### Instructions to follow
Reproduce every entry in the listing without alteration.

________

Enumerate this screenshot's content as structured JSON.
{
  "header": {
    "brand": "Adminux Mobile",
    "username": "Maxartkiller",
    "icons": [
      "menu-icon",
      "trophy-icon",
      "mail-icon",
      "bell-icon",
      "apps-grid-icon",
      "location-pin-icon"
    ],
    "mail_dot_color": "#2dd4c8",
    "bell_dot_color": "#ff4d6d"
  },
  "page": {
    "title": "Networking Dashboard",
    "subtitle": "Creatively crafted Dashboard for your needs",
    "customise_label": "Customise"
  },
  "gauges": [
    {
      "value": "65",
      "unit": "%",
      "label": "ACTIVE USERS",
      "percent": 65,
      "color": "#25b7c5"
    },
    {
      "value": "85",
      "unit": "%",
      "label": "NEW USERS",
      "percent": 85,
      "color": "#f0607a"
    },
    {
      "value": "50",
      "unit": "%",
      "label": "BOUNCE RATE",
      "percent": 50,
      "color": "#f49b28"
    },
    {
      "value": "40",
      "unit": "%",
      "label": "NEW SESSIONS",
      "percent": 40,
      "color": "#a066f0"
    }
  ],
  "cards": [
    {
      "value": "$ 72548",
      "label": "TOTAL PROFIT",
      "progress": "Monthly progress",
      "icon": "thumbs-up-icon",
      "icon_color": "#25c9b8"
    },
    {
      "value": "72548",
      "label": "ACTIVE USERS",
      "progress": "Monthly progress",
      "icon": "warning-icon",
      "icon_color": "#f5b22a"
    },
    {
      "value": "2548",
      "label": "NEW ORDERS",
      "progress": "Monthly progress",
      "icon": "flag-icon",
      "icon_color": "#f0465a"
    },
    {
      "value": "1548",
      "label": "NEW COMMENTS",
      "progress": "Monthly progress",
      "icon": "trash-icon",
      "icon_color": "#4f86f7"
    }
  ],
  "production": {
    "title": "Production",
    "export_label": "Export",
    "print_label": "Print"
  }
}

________

### Task result
Enumerate this screenshot's content as structured JSON.
{
  "header": {
    "brand": "Adminux Mobile",
    "username": "Maxartkiller",
    "icons": [
      "menu-icon",
      "trophy-icon",
      "mail-icon",
      "bell-icon",
      "apps-grid-icon",
      "location-pin-icon"
    ],
    "mail_dot_color": "#2dd4c8",
    "bell_dot_color": "#ff4d6d"
  },
  "page": {
    "title": "Networking Dashboard",
    "subtitle": "Creatively crafted Dashboard for your needs",
    "customise_label": "Customise"
  },
  "gauges": [
    {
      "value": "65",
      "unit": "%",
      "label": "ACTIVE USERS",
      "percent": 65,
      "color": "#25b7c5"
    },
    {
      "value": "85",
      "unit": "%",
      "label": "NEW USERS",
      "percent": 85,
      "color": "#f0607a"
    },
    {
      "value": "50",
      "unit": "%",
      "label": "BOUNCE RATE",
      "percent": 50,
      "color": "#f49b28"
    },
    {
      "value": "40",
      "unit": "%",
      "label": "NEW SESSIONS",
      "percent": 40,
      "color": "#a066f0"
    }
  ],
  "cards": [
    {
      "value": "$ 72548",
      "label": "TOTAL PROFIT",
      "progress": "Monthly progress",
      "icon": "thumbs-up-icon",
      "icon_color": "#25c9b8"
    },
    {
      "value": "72548",
      "label": "ACTIVE USERS",
      "progress": "Monthly progress",
      "icon": "warning-icon",
      "icon_color": "#f5b22a"
    },
    {
      "value": "2548",
      "label": "NEW ORDERS",
      "progress": "Monthly progress",
      "icon": "flag-icon",
      "icon_color": "#f0465a"
    },
    {
      "value": "1548",
      "label": "NEW COMMENTS",
      "progress": "Monthly progress",
      "icon": "trash-icon",
      "icon_color": "#4f86f7"
    }
  ],
  "production": {
    "title": "Production",
    "export_label": "Export",
    "print_label": "Print"
  }
}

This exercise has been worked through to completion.